This scam targets Hotmail account holders, but similar scams are run on every other major email service. The aim is to make you alarmed by this warning message and therefore reply with your information before taking time to realize it’s a scam.
Why this scam is so concerning:
If you are fooled by this scam and reply to ‘mightyshine’, you may have everything in your email account, address book, calendars, and more, stolen. If you store passwords in email, they will be compromised. If you receive email from your financial institutions that information is compromised. And so on.
Additionally, you will also have exposed all the people in your address book, as well as any others who have sent you email that you kept. These friends, family members and acquaintances will be prime targets for the second wave of scams – the ones that look like they come from you and so the victims fall for them because of their trust in you.
A chain is only as strong as it’s weakest link. It is not only your responsibility to learn to spot scams to protect yourself and others; your safety requires that those you interact with are also able to spot the scams. Once you know how, teach others.

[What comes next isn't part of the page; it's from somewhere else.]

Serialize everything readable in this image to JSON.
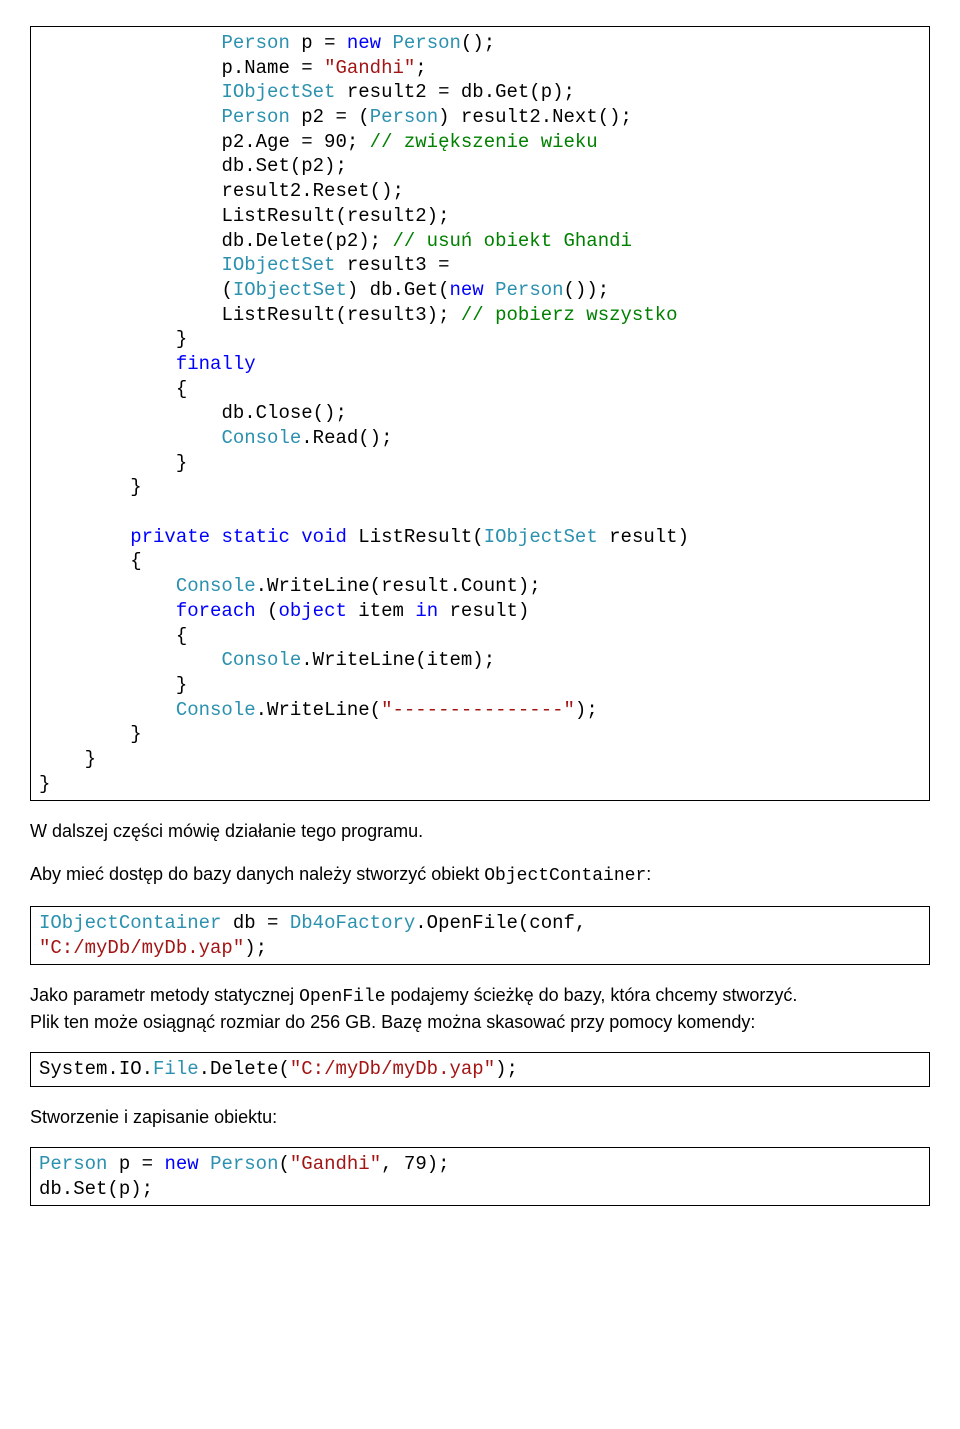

Test Your Skills
You should be able to find at least ten red flags that tell you this e-mail is fraudulent. Click on the picture below to see the answers, but try to find them yourself, first. If you find ten, you’re a pro with little to worry about. If you find fewer than eight, consider practicing on some more of our spam scam examples
Here are the clues that this is a scam:
- The email sender’s address is email@example.com – which is clearly not the Hotmail team. Additionally, the To: line is blank – they do not know who you are.
- Urgent subject lines that threaten you if you don’t take action are scams.
- The logo block is fake. It is not in the Windows color palette, nor does it use the correct fonts.
- Just as the To: line is blank, the greeting “Dear Account User” shows that the sender does not know who you are. Hotmail knows the name you gave when you registered.
- It is riddled with grammatical errors.
- It is also riddled with capitalization and punctuation errors.
- This is so poorly written as to be funny – apparently, all Hotmail users are congested J. This paragraph, like the previous paragraph contains numerous errors.
- No legitimate company will ever ask you to provide this information in an email and Hotmail already knows this information:
- They store know your user name.
- They know your password (if they didn’t they could not authenticate you when you log in)
- They collected your date of birth when you registered.
- They know what country or territory you are in (your IP address tells them)
- You are told to follow instructions in ‘the sheet’ but there is no sheet.
- Even the final threat is riddled with errors ‘Account owner that refuses…’